# [Instructions to follow]
What is needed is the number of lines in the data below that include "해외유학장학금", stated by itself.

**** Data supplied

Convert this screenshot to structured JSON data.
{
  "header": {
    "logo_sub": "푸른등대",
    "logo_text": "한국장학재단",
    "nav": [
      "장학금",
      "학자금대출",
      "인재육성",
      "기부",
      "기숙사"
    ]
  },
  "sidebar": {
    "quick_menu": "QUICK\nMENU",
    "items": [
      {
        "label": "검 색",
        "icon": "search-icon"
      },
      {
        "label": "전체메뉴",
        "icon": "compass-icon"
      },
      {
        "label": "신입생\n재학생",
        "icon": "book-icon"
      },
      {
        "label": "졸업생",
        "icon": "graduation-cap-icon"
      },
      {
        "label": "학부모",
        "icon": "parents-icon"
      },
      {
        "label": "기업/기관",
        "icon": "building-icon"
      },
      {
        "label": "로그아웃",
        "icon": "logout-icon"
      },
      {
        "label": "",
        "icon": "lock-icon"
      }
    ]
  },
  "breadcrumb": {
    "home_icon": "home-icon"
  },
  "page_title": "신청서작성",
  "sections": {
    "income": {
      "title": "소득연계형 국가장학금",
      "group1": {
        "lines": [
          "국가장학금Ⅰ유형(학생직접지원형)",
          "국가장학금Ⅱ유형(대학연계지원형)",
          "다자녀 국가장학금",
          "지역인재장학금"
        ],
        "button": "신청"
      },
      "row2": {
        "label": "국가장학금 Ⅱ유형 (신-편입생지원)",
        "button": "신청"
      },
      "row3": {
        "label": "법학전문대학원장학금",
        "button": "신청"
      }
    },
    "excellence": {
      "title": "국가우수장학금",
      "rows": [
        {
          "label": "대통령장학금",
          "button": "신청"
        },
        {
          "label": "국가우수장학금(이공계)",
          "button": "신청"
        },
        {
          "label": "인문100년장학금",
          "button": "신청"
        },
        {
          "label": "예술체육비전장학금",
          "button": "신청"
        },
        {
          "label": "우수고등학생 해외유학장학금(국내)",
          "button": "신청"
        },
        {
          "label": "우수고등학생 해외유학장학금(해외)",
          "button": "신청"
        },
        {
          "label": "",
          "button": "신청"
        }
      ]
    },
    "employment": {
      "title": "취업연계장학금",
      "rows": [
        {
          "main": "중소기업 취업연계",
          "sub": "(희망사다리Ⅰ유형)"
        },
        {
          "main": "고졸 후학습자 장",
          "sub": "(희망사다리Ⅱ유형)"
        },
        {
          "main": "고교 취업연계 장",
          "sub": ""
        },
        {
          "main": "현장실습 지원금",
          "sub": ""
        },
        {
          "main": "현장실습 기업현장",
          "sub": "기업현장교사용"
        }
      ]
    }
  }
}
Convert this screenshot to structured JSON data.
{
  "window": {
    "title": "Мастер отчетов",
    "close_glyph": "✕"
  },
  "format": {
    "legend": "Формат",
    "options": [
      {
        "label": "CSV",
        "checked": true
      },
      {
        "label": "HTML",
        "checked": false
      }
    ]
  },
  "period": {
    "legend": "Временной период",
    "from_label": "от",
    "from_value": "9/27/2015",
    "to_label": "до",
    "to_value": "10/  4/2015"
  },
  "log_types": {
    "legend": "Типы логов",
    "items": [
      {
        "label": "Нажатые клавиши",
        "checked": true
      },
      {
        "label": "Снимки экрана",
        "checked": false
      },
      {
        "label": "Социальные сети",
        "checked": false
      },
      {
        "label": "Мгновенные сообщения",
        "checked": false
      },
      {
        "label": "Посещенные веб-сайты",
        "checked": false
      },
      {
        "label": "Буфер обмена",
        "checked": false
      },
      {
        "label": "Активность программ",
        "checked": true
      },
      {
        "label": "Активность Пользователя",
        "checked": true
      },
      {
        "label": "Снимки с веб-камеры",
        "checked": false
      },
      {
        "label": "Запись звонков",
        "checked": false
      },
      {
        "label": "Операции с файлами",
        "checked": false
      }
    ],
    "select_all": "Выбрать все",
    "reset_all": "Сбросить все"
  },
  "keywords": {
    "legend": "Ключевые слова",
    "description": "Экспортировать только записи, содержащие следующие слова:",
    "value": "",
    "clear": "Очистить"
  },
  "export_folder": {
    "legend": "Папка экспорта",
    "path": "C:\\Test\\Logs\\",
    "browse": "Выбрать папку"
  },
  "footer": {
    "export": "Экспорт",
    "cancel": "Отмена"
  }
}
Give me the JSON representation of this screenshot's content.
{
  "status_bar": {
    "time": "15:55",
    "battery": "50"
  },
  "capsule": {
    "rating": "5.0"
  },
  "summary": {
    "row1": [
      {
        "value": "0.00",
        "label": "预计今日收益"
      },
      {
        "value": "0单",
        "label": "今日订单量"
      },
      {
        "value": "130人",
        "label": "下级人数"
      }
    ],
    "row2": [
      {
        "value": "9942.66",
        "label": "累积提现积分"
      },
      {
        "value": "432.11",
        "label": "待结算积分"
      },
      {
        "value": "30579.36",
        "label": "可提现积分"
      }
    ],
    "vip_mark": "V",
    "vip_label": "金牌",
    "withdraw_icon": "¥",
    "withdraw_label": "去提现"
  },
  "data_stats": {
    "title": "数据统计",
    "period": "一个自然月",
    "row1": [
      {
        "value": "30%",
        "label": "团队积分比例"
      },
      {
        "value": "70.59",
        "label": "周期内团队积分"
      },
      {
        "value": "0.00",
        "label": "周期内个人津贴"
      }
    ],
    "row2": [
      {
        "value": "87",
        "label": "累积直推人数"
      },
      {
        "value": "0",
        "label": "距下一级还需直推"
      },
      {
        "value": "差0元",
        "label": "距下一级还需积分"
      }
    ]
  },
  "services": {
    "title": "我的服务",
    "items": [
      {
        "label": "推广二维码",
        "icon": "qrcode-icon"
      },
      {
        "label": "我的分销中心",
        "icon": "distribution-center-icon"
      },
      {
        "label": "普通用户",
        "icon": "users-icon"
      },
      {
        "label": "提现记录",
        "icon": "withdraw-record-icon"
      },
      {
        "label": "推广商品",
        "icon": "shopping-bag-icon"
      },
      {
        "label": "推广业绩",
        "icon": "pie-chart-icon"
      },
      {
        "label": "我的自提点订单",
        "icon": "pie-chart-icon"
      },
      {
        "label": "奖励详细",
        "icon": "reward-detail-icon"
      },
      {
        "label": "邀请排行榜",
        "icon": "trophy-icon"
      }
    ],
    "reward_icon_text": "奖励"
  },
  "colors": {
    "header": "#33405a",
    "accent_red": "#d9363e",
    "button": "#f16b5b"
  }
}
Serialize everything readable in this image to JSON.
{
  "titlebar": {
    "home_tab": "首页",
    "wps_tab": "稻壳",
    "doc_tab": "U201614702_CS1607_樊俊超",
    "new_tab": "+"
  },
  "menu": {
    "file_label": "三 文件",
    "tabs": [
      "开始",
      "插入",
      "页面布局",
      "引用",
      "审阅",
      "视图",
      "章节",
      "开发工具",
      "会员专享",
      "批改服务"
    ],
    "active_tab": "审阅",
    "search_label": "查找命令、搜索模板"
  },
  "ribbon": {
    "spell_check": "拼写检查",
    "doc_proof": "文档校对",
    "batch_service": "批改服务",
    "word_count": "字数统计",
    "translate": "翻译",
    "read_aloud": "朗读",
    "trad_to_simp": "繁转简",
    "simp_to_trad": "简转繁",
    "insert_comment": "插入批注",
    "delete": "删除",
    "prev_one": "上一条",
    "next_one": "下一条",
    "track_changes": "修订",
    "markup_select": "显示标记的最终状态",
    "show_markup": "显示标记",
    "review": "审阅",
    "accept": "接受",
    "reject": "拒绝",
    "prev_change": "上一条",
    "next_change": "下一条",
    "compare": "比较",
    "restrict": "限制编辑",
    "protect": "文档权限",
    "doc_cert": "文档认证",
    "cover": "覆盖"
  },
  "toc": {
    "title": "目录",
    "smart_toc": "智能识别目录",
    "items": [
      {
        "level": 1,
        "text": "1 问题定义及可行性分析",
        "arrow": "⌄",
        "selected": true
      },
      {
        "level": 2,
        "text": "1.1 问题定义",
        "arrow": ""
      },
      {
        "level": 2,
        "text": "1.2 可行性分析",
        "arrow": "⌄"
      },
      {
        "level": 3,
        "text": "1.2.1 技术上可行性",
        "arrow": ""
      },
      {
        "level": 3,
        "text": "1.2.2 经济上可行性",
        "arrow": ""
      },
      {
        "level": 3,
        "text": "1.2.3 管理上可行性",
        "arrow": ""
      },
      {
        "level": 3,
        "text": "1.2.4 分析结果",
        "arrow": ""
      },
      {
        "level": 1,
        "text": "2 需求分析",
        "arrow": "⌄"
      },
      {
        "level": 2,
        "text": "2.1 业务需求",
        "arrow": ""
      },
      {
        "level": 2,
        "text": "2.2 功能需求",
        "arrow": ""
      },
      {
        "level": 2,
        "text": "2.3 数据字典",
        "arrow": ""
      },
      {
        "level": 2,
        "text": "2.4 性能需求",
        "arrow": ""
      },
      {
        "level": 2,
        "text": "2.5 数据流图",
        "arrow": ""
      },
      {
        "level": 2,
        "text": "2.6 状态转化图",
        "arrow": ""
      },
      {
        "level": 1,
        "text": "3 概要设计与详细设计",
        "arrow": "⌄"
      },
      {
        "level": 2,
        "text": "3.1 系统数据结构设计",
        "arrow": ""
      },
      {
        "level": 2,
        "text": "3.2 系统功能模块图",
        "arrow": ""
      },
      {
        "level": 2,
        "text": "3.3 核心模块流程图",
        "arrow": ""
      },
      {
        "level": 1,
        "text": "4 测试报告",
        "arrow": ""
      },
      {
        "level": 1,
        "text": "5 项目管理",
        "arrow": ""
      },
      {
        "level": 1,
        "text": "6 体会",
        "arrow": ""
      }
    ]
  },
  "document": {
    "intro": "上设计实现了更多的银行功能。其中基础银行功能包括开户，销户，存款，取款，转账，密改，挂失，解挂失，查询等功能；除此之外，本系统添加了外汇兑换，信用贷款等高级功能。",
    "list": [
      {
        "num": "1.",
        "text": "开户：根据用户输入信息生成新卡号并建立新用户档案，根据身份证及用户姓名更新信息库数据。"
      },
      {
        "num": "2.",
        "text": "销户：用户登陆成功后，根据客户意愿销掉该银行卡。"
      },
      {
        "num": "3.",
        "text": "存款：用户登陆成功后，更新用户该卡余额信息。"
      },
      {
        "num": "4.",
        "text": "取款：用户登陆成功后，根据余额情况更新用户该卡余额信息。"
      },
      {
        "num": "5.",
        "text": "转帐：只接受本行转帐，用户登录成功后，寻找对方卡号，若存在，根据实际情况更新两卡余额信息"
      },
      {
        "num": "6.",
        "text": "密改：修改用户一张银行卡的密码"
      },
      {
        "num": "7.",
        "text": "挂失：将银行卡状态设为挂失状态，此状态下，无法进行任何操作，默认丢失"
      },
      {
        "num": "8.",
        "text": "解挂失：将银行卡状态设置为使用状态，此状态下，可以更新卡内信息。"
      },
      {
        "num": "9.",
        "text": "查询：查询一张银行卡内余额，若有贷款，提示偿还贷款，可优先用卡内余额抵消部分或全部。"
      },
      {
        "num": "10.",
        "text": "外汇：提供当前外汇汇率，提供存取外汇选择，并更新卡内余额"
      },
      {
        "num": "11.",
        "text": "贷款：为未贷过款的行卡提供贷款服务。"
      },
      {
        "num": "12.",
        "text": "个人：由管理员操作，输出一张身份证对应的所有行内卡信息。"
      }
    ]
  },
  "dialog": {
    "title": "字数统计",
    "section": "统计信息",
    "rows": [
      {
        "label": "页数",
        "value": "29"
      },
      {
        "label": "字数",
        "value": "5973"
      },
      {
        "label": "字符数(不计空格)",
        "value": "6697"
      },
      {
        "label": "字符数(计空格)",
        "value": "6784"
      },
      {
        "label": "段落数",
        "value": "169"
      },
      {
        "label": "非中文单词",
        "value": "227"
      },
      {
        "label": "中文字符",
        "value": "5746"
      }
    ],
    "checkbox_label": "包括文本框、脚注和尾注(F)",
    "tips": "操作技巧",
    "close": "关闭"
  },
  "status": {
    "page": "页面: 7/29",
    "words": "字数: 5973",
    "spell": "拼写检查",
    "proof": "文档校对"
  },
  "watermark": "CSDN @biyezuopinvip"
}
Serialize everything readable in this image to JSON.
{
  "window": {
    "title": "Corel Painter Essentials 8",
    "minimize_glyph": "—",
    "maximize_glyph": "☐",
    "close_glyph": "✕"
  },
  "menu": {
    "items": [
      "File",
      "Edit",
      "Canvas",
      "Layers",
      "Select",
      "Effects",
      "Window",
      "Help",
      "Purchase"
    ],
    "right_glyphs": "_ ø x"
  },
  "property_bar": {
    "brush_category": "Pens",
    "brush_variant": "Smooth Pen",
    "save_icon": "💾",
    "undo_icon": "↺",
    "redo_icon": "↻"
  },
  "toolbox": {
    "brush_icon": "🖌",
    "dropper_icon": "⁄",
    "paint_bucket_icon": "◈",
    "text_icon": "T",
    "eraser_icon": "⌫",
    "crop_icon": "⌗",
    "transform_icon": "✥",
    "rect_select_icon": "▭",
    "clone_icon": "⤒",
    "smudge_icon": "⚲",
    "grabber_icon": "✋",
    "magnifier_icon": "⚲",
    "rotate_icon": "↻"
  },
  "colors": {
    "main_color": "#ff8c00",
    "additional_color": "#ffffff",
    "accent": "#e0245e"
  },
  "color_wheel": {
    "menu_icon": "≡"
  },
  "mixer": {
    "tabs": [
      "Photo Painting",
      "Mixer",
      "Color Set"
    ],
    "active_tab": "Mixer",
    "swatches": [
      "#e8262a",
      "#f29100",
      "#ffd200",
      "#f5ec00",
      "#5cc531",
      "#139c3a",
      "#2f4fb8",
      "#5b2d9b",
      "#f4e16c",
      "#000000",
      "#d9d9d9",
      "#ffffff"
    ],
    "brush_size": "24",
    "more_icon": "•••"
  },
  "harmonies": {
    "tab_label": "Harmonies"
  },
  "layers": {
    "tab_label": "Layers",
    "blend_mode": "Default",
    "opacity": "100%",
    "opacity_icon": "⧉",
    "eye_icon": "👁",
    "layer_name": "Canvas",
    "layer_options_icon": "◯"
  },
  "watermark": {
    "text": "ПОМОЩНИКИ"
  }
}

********

# [Result]
2